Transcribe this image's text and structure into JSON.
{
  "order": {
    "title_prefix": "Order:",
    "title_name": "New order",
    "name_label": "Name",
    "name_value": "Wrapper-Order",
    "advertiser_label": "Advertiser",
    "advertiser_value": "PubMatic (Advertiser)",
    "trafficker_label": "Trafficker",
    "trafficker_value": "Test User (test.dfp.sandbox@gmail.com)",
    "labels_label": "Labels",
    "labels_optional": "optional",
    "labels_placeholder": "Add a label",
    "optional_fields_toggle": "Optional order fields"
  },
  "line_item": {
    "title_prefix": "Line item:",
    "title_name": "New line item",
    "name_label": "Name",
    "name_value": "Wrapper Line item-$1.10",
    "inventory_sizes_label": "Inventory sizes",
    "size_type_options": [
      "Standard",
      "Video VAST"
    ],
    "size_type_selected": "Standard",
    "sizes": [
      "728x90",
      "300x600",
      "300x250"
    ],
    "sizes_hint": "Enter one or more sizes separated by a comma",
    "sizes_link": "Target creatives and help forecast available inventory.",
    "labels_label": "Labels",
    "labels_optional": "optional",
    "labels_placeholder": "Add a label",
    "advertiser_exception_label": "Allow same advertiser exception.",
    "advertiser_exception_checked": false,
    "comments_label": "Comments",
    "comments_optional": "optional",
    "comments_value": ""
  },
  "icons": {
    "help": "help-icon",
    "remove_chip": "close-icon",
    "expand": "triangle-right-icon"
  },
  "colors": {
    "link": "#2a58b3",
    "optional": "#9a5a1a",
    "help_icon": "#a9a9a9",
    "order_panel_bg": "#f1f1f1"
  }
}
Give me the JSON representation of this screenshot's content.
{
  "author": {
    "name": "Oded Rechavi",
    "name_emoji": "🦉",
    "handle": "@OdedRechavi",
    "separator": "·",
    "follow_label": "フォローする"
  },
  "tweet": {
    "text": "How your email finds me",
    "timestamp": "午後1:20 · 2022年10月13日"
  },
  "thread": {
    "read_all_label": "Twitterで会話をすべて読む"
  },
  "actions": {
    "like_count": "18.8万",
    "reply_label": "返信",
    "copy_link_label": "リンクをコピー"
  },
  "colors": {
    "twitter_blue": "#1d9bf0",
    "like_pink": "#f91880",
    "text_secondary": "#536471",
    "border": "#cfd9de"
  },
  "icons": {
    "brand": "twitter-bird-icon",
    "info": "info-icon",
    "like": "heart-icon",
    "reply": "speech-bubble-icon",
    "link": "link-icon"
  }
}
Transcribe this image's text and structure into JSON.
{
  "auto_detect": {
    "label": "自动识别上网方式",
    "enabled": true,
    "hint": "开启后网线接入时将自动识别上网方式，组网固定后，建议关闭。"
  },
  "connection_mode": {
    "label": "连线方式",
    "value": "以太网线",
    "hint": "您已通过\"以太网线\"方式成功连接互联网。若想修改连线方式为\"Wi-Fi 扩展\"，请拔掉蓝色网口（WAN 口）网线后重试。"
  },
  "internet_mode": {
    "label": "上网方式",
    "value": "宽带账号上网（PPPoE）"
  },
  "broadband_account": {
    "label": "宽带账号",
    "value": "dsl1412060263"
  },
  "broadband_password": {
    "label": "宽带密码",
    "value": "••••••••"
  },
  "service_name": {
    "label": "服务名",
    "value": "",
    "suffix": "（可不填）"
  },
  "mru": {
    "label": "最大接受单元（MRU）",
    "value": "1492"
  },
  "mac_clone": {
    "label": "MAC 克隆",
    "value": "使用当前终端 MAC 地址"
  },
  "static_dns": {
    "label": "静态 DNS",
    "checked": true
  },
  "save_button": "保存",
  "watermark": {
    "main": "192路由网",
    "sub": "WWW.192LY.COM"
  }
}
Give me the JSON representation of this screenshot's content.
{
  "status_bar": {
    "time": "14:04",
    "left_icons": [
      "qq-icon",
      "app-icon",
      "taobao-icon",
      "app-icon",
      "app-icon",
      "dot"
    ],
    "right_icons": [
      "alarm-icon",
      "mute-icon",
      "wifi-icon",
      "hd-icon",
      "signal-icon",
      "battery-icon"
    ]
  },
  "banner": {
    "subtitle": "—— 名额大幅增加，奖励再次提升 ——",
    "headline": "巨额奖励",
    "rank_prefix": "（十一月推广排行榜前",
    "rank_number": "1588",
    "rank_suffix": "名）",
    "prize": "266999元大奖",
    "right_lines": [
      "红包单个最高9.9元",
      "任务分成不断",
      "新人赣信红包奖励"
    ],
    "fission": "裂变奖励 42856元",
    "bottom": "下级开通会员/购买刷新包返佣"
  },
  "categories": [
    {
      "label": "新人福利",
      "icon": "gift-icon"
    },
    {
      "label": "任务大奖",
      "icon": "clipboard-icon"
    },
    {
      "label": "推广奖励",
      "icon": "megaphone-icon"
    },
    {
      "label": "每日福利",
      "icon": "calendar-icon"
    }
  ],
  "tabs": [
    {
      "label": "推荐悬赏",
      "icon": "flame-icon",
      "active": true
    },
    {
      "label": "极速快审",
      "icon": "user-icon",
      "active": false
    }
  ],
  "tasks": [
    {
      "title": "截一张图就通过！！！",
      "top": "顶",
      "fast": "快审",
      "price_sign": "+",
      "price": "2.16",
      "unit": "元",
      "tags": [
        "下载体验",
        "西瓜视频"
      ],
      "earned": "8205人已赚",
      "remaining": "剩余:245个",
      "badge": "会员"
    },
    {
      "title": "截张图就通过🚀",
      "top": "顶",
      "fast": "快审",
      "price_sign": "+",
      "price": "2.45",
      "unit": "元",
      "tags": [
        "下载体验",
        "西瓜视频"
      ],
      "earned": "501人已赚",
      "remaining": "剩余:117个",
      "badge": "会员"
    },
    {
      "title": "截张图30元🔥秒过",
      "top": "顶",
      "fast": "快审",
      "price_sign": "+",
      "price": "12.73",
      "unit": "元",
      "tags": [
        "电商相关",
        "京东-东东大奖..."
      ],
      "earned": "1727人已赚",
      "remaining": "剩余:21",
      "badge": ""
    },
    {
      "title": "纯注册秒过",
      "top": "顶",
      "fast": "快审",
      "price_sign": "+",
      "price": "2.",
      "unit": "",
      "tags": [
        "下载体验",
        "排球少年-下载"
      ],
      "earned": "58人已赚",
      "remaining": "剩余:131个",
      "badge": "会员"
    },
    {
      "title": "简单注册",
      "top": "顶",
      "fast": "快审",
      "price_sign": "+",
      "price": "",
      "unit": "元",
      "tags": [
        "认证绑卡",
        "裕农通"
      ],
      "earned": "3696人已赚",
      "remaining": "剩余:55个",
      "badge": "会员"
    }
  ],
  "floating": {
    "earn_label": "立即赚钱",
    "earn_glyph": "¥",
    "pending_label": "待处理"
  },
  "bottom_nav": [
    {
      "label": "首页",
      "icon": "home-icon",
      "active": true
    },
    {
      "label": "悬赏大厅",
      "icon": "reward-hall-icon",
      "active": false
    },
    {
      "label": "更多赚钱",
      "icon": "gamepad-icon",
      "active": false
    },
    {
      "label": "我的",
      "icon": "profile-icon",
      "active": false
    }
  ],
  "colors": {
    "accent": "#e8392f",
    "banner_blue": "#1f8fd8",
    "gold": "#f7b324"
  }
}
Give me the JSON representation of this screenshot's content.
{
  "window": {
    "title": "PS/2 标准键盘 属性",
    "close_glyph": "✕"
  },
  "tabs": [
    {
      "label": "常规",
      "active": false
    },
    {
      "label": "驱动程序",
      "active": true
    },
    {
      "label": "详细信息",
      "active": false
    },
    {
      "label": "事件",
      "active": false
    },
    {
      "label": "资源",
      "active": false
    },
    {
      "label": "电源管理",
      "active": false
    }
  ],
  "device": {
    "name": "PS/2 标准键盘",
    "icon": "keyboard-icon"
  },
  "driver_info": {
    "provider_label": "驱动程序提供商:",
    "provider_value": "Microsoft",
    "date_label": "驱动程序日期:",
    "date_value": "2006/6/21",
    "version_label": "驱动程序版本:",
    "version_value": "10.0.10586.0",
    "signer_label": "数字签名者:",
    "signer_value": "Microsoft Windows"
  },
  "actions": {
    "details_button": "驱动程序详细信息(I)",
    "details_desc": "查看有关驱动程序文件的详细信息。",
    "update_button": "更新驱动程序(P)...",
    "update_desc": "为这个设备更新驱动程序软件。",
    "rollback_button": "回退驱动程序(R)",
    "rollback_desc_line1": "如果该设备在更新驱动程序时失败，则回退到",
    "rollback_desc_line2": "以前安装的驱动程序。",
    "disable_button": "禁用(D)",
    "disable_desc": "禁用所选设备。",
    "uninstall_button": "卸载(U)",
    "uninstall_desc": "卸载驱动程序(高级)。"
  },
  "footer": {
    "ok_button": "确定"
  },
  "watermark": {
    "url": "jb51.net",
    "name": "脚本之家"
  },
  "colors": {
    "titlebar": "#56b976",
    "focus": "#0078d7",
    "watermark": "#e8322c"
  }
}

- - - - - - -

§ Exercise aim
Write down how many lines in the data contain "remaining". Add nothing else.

§ Output
5